The word ‘were’ sends shivers down my spine, and not the team Jacob kind of shivers. OK, so I loved Lupin, but there are only so many werewolves a witch can grapple with, and you do tend to think of black books and silly romance. But in this case you couldn’t be further from the truth.

Wereworld is your good old-fashioned adventure story, where some of the characters simply happen to be were-somethings. You need some magic, and pulling on were-powers when you’re in dire straits is about as normal as becoming Spiderman.

Curtis Jobling, Rise of the Wolf

We begin with young, innocent Drew who has a very bad day. A creature turns up, does unspeakable things, and Drew’s father isn’t as understanding as he could be, so throws Drew out, leaving him both shocked by what has happened, and having to look after himself in the woods of Lyssia.

After living wild for months, Drew meets people who come to have something to do with his future. He learns that he is a werewolf, and while he makes new friends and allies, there is a lot of backstabbing going on, too. Basically, this is a fast paced adventure where Drew and friends and foes head for the exciting end of book one. There is a temporary ‘happy’ end, but the cliffhanger is good and ready and we want to know what happens next.

If you like adventure, and are ready for weresharks and werebadgers (yes, really) and any other kind of ‘were’ you can think of, this is for you. Hard to say when this is set, if you can ask that about a fantasy world. Mostly it feels historical, but some of it seems more modern. The thing with fantasy is you can do what you like.

Lovely hints at a possible romance, although I suspect Curtis won’t take it in the direction I’d like. There is a warning on the back cover that the book ‘contains scenes of violence’ and it does, but probably no more than readers would expect. It’s a bit gory, but not too bad. Personally I feel it’s the politics that leave you feeling sick.

And I’m afraid they ate Bambi.

The Sewer Demon

I can always rely on Caroline Lawrence to write an entertaining story. She has a new Roman book out in early February – The Sewer Demon – part of her new spin-off series The Roman Mystery Scrolls. It’s nice to return to the Roman settings and to the mystery solving.

Caroline Lawrence, The Sewer Demon

This one is about poo. There are some pretty graphic descriptions of Roman toilets and sponge sticks. And poo. For good measure there is a large illustration at the beginning of the book, which I’m fairly sure shows five grown men on the toilet, some of them dark in the face. Constipation, perhaps?

We met young Threptus in a short story the year before last (I think it was), and he’s friends with Lupus. He’s another beggar boy, and he admires Lupus a lot and wants to be like him. So he solves mysteries. His first one gets him a job and a home with a grown-up, and he should be safer than he was.

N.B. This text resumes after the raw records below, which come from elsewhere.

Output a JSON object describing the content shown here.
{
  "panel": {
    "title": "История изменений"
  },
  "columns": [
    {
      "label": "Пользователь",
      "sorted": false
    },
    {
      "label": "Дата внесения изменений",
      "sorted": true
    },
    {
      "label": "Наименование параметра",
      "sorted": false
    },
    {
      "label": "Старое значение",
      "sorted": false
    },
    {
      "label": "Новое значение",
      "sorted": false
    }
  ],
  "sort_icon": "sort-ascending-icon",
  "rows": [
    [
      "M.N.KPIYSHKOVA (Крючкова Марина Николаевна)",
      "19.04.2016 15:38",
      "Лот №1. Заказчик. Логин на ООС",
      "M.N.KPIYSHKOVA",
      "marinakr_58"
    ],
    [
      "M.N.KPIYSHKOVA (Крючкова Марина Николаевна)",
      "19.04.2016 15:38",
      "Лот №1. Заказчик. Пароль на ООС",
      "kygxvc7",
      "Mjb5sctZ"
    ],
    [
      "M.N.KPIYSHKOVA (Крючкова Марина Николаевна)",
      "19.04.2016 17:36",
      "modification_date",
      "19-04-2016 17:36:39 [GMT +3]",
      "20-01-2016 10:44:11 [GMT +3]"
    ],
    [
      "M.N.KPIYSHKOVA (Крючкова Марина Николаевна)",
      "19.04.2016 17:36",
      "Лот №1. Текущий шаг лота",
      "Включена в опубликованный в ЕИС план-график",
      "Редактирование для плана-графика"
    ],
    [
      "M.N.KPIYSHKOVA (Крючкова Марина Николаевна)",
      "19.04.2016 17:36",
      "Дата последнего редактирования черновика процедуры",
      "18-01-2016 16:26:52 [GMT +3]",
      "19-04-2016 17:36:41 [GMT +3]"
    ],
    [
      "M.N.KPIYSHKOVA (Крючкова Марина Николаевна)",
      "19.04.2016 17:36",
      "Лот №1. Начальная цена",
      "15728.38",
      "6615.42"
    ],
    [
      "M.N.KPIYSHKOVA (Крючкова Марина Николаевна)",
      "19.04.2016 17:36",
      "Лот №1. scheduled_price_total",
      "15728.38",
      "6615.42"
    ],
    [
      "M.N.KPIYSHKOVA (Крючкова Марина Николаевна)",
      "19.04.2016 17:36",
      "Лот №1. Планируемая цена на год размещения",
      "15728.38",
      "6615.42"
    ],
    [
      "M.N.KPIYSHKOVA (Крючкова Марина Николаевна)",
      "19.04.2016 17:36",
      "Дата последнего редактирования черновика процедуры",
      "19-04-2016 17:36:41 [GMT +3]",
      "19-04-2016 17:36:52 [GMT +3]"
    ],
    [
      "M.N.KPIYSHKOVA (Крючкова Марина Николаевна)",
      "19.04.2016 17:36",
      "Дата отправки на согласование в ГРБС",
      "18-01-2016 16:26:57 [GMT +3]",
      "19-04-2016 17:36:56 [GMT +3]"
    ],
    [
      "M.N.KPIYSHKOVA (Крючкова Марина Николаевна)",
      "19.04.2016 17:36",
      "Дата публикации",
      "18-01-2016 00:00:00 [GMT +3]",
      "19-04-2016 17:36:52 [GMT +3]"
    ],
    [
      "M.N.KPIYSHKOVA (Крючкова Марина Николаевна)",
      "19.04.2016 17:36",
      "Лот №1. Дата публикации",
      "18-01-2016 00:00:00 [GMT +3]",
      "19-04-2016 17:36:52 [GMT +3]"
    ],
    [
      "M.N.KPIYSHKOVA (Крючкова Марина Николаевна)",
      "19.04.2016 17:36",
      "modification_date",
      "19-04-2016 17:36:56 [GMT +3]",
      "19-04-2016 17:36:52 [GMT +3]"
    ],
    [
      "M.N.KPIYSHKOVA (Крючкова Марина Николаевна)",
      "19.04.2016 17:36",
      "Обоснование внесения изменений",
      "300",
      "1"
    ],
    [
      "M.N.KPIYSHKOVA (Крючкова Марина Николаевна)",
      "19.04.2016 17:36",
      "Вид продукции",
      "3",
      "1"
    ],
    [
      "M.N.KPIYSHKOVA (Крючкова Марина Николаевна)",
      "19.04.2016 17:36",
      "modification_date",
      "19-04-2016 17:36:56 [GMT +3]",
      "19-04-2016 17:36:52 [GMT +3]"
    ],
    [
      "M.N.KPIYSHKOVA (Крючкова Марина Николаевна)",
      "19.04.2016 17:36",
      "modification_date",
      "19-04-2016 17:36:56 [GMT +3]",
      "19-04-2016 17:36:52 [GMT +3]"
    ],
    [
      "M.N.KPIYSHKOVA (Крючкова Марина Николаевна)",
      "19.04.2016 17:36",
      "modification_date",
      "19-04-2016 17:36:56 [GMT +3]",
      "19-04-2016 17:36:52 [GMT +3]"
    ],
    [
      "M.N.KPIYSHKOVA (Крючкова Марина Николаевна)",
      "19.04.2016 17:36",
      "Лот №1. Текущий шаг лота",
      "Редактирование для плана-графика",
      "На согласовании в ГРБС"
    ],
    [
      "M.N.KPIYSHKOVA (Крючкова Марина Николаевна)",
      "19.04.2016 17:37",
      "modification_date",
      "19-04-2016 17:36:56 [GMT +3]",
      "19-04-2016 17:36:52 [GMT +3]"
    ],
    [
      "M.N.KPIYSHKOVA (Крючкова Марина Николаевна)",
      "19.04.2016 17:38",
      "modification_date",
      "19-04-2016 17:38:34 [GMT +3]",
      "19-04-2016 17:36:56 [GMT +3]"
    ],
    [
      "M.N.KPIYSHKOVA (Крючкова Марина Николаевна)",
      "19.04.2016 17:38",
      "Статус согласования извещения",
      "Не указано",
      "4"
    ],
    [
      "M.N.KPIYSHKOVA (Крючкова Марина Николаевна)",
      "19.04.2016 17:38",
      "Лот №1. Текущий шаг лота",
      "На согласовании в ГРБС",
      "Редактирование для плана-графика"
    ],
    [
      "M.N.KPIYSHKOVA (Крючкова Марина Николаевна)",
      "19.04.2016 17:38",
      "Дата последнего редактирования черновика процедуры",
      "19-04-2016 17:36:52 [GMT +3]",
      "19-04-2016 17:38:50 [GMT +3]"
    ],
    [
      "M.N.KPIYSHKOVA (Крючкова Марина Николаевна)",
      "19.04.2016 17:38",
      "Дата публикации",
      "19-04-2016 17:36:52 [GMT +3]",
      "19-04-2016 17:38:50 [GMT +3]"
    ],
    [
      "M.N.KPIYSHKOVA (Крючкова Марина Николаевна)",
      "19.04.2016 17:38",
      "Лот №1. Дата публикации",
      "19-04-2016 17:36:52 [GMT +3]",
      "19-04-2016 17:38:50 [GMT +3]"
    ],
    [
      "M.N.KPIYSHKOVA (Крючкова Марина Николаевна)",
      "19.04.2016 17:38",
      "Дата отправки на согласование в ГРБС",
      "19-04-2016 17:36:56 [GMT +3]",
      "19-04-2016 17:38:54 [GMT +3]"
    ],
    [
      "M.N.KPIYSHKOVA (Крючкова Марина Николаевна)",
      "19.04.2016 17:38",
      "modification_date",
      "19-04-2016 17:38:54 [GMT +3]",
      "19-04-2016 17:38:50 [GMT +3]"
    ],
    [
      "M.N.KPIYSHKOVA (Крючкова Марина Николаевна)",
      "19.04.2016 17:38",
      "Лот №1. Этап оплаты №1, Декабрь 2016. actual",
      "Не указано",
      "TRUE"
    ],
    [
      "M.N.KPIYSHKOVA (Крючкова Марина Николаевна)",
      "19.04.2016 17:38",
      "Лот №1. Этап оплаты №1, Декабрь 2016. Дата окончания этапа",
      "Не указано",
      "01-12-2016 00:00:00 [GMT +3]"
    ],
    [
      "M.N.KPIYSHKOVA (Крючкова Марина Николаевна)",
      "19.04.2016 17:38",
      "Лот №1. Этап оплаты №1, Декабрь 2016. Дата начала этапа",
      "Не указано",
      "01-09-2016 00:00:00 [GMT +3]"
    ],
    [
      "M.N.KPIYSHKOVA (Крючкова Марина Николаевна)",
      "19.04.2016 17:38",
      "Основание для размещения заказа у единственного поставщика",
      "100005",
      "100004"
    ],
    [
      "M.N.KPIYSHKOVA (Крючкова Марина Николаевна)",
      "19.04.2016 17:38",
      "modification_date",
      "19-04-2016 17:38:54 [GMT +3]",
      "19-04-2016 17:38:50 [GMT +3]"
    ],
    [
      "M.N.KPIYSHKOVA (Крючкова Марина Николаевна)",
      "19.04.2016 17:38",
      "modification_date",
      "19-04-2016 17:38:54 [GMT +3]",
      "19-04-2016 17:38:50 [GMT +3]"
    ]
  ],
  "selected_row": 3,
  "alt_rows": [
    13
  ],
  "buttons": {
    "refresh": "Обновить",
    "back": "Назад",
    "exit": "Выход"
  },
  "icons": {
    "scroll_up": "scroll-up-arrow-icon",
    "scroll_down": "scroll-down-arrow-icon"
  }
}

But Threptus ends up in trouble almost immediately, when he runs into the same old bullies. It’s as he tries to escape them that he encounters the men on the toilet, and you don’t really want to know where Threptus is just then.

We also meet Aphrodite the chicken, and there is a wealthy widow with a problem. And Floridius, Threptus’ grown-up, lets go of something important in the wrong place. (You can guess where.)

Floridius isn’t terribly good at much, but Threptus is. He notices things and he remembers them, and he puts them to sensible use. He will do Lupus proud. There is romance developing for another old Roman friend, as well.

And down in the sewer; it could be mud, or a log, or ‘something worse.’ You just never know what you’ll find there. Or perhaps you do…

The Sewer Demon is a shorter story than the Roman Mysteries, and will make perfect reading for slightly younger children, while not stopping us elderly fans from having fun.